As the narrative moves from Jerusalem to New York, Oslo to Beirut, and from the late 1960s to the present day, Cursed Victory provides vivid portraits of the key players in this unfolding drama, including Moshe Dayan, King Hussein of Jordan, Bill Clinton, and Yasser Arafat. Yet Bregman always reminds us how diplomatic and backroom negotiations affected the daily lives of millions of Arabs and how the Palestinian resistance, especially during the first and second intifadas, in turn shaped political developments. As Bregman concludes, the occupation has become a dark stain on Israel's history and an era when international opinion of the country shifted decisively.
Cursed Victory is essential listening for anyone who wants to understand the origins of the ongoing conflict in the region.
Customer ReviewsMost Helpful
By Norman B. Bernstein on 09-28-15
Largely just the diplomatic history
'Cursed Victory' is primarily centered around the diplomacy and negotiations between Israel, various Palestinian political entities, and Syria, from the time of the 19767 war, until the present day. Written by a former Israeli artillery officer, the book relates the long and convoluted history of attempts to resolve the Israeli-Palestinian conflict through both official diplomatic efforts, as well as secret and unofficial attempts.
The book does a good job of describing the key players on both the Israeli and Palestinian sides, as well as providing much insight into efforts by American Presidents, including Ford, Carter, Clinton, and George W. Bush, to try to come up with a viable peace plan. In the narrative, we get only a glancing and incomplete view into the lives of the populace over whom the power brokers were negotiating, which is why I can only give this book three stars. Based on a great deal of reading of other sources, my feeling is that the conflict can only be poorly explained, without an understanding of the personal toll taken on the pawns in the conflict: the ordinary people.
Derek Perkins' narration is crisp, with a sophisticated British accent, but the net effect is to provide a rather dry delivery, devoid of the emotional impact that the events described in the book should convey.

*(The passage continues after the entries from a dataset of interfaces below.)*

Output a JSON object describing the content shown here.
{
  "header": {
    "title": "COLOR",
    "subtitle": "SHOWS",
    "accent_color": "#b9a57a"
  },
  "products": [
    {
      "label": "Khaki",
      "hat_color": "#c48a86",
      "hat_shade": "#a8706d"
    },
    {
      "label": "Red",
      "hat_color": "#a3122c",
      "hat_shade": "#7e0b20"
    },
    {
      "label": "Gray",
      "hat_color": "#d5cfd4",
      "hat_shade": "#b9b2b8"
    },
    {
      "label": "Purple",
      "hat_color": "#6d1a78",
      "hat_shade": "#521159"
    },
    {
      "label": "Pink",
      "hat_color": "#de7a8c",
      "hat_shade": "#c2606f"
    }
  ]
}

Since most books on the Israeli-Palestinian conflict end up getting either 5 star or 1 star reviews, reflecting the polarization of thought on this topic, allow me to add that the book is NOT heavy-handed with one particular bias, as some reviewers suggest.
5 of 6 people found this review helpful